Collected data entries

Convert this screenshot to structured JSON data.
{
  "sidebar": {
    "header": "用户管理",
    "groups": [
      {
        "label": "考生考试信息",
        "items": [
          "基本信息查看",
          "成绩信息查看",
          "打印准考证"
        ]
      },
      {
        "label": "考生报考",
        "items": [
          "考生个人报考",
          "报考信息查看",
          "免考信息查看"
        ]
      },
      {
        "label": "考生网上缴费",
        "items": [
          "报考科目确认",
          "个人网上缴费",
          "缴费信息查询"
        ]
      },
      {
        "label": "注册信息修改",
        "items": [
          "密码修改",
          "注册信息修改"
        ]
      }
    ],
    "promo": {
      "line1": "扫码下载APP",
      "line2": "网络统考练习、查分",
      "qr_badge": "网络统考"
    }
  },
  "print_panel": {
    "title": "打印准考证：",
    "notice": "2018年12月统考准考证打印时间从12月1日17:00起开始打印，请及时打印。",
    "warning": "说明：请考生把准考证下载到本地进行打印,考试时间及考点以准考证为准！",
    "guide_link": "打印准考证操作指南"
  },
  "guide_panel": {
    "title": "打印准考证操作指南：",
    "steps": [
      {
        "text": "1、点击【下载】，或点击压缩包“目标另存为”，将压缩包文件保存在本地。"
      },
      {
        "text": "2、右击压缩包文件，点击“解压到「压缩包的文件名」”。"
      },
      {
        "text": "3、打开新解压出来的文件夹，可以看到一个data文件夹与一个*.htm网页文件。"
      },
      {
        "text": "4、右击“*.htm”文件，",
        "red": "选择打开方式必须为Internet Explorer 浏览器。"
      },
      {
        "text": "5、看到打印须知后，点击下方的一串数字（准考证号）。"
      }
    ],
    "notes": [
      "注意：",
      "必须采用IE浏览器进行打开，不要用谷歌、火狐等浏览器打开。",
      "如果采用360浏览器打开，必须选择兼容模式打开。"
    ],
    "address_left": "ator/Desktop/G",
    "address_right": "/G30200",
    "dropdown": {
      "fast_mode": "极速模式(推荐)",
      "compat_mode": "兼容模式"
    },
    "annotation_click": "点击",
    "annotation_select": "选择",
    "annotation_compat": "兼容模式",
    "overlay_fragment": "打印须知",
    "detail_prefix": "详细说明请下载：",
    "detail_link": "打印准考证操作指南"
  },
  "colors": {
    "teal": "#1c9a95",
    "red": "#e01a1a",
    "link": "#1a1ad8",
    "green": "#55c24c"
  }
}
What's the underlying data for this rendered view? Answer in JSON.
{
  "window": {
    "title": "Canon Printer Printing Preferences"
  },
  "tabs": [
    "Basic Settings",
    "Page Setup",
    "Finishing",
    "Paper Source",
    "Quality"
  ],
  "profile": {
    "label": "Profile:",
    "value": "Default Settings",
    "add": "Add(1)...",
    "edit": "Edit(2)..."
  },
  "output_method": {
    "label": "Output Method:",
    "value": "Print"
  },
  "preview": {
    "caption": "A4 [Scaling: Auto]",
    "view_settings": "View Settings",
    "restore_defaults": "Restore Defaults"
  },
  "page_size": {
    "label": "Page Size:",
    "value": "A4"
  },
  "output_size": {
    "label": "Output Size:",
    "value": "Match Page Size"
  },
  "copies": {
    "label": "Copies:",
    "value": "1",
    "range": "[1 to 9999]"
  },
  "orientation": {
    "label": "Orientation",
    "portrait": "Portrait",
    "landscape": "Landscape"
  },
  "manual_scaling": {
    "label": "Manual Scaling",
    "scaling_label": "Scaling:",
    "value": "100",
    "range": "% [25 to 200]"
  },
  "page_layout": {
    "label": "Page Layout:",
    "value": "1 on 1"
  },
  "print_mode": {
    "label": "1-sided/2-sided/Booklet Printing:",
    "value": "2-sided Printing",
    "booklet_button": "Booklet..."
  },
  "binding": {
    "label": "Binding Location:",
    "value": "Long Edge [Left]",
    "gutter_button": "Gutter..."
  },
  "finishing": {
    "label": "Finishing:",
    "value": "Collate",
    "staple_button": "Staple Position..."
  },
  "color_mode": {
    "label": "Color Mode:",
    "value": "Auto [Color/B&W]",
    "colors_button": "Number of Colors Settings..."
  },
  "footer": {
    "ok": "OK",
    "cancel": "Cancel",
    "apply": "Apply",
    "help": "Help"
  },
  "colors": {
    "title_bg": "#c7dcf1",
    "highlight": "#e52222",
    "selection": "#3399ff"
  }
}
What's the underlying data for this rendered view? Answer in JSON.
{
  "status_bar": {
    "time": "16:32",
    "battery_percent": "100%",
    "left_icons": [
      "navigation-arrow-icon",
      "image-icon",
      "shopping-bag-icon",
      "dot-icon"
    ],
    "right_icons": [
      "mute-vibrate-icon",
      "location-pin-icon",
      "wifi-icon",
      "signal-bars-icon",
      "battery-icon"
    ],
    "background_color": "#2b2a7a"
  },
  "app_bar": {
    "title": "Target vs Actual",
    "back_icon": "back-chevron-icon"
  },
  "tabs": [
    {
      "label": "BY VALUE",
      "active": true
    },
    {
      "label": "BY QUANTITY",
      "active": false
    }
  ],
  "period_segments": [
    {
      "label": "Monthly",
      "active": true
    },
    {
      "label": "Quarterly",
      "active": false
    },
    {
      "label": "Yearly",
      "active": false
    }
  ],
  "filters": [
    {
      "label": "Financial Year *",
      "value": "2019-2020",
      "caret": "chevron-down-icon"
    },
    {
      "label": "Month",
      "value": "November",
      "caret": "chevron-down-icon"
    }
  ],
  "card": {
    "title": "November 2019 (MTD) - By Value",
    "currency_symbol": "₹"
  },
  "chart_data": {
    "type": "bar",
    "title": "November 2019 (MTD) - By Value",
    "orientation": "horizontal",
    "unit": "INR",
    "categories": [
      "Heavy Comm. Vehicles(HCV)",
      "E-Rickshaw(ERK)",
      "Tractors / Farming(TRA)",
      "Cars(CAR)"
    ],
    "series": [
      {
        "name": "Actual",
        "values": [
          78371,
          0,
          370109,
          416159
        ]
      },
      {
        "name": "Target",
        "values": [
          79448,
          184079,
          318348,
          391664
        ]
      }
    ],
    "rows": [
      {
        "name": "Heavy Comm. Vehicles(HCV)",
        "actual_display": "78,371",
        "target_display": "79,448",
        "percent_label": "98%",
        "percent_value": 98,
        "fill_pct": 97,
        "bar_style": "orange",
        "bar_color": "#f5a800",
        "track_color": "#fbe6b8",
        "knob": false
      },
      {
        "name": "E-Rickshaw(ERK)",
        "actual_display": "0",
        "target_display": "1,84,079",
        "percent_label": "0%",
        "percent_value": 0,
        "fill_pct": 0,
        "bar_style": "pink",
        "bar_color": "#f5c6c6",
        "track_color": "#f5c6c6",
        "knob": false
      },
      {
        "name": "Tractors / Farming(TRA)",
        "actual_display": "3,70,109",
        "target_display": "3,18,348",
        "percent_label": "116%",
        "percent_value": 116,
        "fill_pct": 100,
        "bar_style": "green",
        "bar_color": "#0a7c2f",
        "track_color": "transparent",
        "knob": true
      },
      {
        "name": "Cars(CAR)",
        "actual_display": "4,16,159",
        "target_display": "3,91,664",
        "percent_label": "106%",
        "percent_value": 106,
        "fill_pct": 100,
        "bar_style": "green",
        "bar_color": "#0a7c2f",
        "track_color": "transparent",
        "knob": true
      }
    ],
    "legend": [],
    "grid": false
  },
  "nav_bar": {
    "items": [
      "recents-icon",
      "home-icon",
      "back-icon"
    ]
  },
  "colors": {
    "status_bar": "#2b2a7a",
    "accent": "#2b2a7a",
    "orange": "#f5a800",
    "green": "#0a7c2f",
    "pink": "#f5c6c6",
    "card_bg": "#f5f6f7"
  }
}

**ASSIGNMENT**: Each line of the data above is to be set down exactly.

**PROBLEM SOLUTION**:
Convert this screenshot to structured JSON data.
{
  "sidebar": {
    "header": "用户管理",
    "groups": [
      {
        "label": "考生考试信息",
        "items": [
          "基本信息查看",
          "成绩信息查看",
          "打印准考证"
        ]
      },
      {
        "label": "考生报考",
        "items": [
          "考生个人报考",
          "报考信息查看",
          "免考信息查看"
        ]
      },
      {
        "label": "考生网上缴费",
        "items": [
          "报考科目确认",
          "个人网上缴费",
          "缴费信息查询"
        ]
      },
      {
        "label": "注册信息修改",
        "items": [
          "密码修改",
          "注册信息修改"
        ]
      }
    ],
    "promo": {
      "line1": "扫码下载APP",
      "line2": "网络统考练习、查分",
      "qr_badge": "网络统考"
    }
  },
  "print_panel": {
    "title": "打印准考证：",
    "notice": "2018年12月统考准考证打印时间从12月1日17:00起开始打印，请及时打印。",
    "warning": "说明：请考生把准考证下载到本地进行打印,考试时间及考点以准考证为准！",
    "guide_link": "打印准考证操作指南"
  },
  "guide_panel": {
    "title": "打印准考证操作指南：",
    "steps": [
      {
        "text": "1、点击【下载】，或点击压缩包“目标另存为”，将压缩包文件保存在本地。"
      },
      {
        "text": "2、右击压缩包文件，点击“解压到「压缩包的文件名」”。"
      },
      {
        "text": "3、打开新解压出来的文件夹，可以看到一个data文件夹与一个*.htm网页文件。"
      },
      {
        "text": "4、右击“*.htm”文件，",
        "red": "选择打开方式必须为Internet Explorer 浏览器。"
      },
      {
        "text": "5、看到打印须知后，点击下方的一串数字（准考证号）。"
      }
    ],
    "notes": [
      "注意：",
      "必须采用IE浏览器进行打开，不要用谷歌、火狐等浏览器打开。",
      "如果采用360浏览器打开，必须选择兼容模式打开。"
    ],
    "address_left": "ator/Desktop/G",
    "address_right": "/G30200",
    "dropdown": {
      "fast_mode": "极速模式(推荐)",
      "compat_mode": "兼容模式"
    },
    "annotation_click": "点击",
    "annotation_select": "选择",
    "annotation_compat": "兼容模式",
    "overlay_fragment": "打印须知",
    "detail_prefix": "详细说明请下载：",
    "detail_link": "打印准考证操作指南"
  },
  "colors": {
    "teal": "#1c9a95",
    "red": "#e01a1a",
    "link": "#1a1ad8",
    "green": "#55c24c"
  }
}
What's the underlying data for this rendered view? Answer in JSON.
{
  "window": {
    "title": "Canon Printer Printing Preferences"
  },
  "tabs": [
    "Basic Settings",
    "Page Setup",
    "Finishing",
    "Paper Source",
    "Quality"
  ],
  "profile": {
    "label": "Profile:",
    "value": "Default Settings",
    "add": "Add(1)...",
    "edit": "Edit(2)..."
  },
  "output_method": {
    "label": "Output Method:",
    "value": "Print"
  },
  "preview": {
    "caption": "A4 [Scaling: Auto]",
    "view_settings": "View Settings",
    "restore_defaults": "Restore Defaults"
  },
  "page_size": {
    "label": "Page Size:",
    "value": "A4"
  },
  "output_size": {
    "label": "Output Size:",
    "value": "Match Page Size"
  },
  "copies": {
    "label": "Copies:",
    "value": "1",
    "range": "[1 to 9999]"
  },
  "orientation": {
    "label": "Orientation",
    "portrait": "Portrait",
    "landscape": "Landscape"
  },
  "manual_scaling": {
    "label": "Manual Scaling",
    "scaling_label": "Scaling:",
    "value": "100",
    "range": "% [25 to 200]"
  },
  "page_layout": {
    "label": "Page Layout:",
    "value": "1 on 1"
  },
  "print_mode": {
    "label": "1-sided/2-sided/Booklet Printing:",
    "value": "2-sided Printing",
    "booklet_button": "Booklet..."
  },
  "binding": {
    "label": "Binding Location:",
    "value": "Long Edge [Left]",
    "gutter_button": "Gutter..."
  },
  "finishing": {
    "label": "Finishing:",
    "value": "Collate",
    "staple_button": "Staple Position..."
  },
  "color_mode": {
    "label": "Color Mode:",
    "value": "Auto [Color/B&W]",
    "colors_button": "Number of Colors Settings..."
  },
  "footer": {
    "ok": "OK",
    "cancel": "Cancel",
    "apply": "Apply",
    "help": "Help"
  },
  "colors": {
    "title_bg": "#c7dcf1",
    "highlight": "#e52222",
    "selection": "#3399ff"
  }
}
What's the underlying data for this rendered view? Answer in JSON.
{
  "status_bar": {
    "time": "16:32",
    "battery_percent": "100%",
    "left_icons": [
      "navigation-arrow-icon",
      "image-icon",
      "shopping-bag-icon",
      "dot-icon"
    ],
    "right_icons": [
      "mute-vibrate-icon",
      "location-pin-icon",
      "wifi-icon",
      "signal-bars-icon",
      "battery-icon"
    ],
    "background_color": "#2b2a7a"
  },
  "app_bar": {
    "title": "Target vs Actual",
    "back_icon": "back-chevron-icon"
  },
  "tabs": [
    {
      "label": "BY VALUE",
      "active": true
    },
    {
      "label": "BY QUANTITY",
      "active": false
    }
  ],
  "period_segments": [
    {
      "label": "Monthly",
      "active": true
    },
    {
      "label": "Quarterly",
      "active": false
    },
    {
      "label": "Yearly",
      "active": false
    }
  ],
  "filters": [
    {
      "label": "Financial Year *",
      "value": "2019-2020",
      "caret": "chevron-down-icon"
    },
    {
      "label": "Month",
      "value": "November",
      "caret": "chevron-down-icon"
    }
  ],
  "card": {
    "title": "November 2019 (MTD) - By Value",
    "currency_symbol": "₹"
  },
  "chart_data": {
    "type": "bar",
    "title": "November 2019 (MTD) - By Value",
    "orientation": "horizontal",
    "unit": "INR",
    "categories": [
      "Heavy Comm. Vehicles(HCV)",
      "E-Rickshaw(ERK)",
      "Tractors / Farming(TRA)",
      "Cars(CAR)"
    ],
    "series": [
      {
        "name": "Actual",
        "values": [
          78371,
          0,
          370109,
          416159
        ]
      },
      {
        "name": "Target",
        "values": [
          79448,
          184079,
          318348,
          391664
        ]
      }
    ],
    "rows": [
      {
        "name": "Heavy Comm. Vehicles(HCV)",
        "actual_display": "78,371",
        "target_display": "79,448",
        "percent_label": "98%",
        "percent_value": 98,
        "fill_pct": 97,
        "bar_style": "orange",
        "bar_color": "#f5a800",
        "track_color": "#fbe6b8",
        "knob": false
      },
      {
        "name": "E-Rickshaw(ERK)",
        "actual_display": "0",
        "target_display": "1,84,079",
        "percent_label": "0%",
        "percent_value": 0,
        "fill_pct": 0,
        "bar_style": "pink",
        "bar_color": "#f5c6c6",
        "track_color": "#f5c6c6",
        "knob": false
      },
      {
        "name": "Tractors / Farming(TRA)",
        "actual_display": "3,70,109",
        "target_display": "3,18,348",
        "percent_label": "116%",
        "percent_value": 116,
        "fill_pct": 100,
        "bar_style": "green",
        "bar_color": "#0a7c2f",
        "track_color": "transparent",
        "knob": true
      },
      {
        "name": "Cars(CAR)",
        "actual_display": "4,16,159",
        "target_display": "3,91,664",
        "percent_label": "106%",
        "percent_value": 106,
        "fill_pct": 100,
        "bar_style": "green",
        "bar_color": "#0a7c2f",
        "track_color": "transparent",
        "knob": true
      }
    ],
    "legend": [],
    "grid": false
  },
  "nav_bar": {
    "items": [
      "recents-icon",
      "home-icon",
      "back-icon"
    ]
  },
  "colors": {
    "status_bar": "#2b2a7a",
    "accent": "#2b2a7a",
    "orange": "#f5a800",
    "green": "#0a7c2f",
    "pink": "#f5c6c6",
    "card_bg": "#f5f6f7"
  }
}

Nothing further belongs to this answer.